That's really interesting. I had never thought about there being any difference between the two, despite (or perhaps because of) English being my native tongue, but looking at the examples in that link I agree that it would sound weird, for instance, to say "I will go to the movies" unless you were just then deciding to go. Learn something new every day!
Hmm...I read the information in that link, and I am not actually wholly convinced. I admit that the very last example does sound a bit weird with "Yes, I will go to the movies" but that weirdness is dependent on the question posed before...Instead of "Are you busy this evening?" if the question were "Do you want to do something together this evening?" the answer "Yes, I will go to the movies" sounds just fine (indeed, it's the opposite- it would sound weird to answer "Yes, I am going to the movies" in that case)...I don't know if all my foreign language learning has influenced me or what (my native language is (American) English), but even if I am an odd case, I still think that, since there is no specific context, "They will not read" should be an acceptable translation for this exercise...
I know it drives school teachers crazy, but it’s very well established in the American vernacular.
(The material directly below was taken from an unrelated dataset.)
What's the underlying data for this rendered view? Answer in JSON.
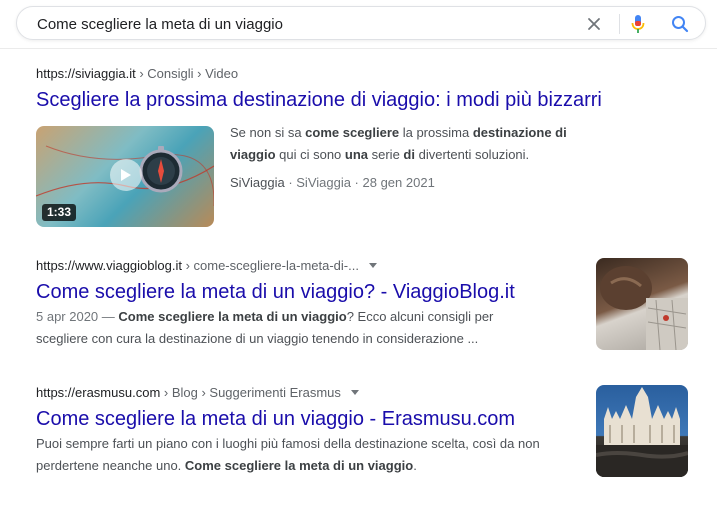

I imagine the o’clock contraction had a similarly bumpy journey into acceptance. The one I cannot get my head around, though, is “hella” and its more polite sibling “hecka”. Their usage seems to contradict their origin.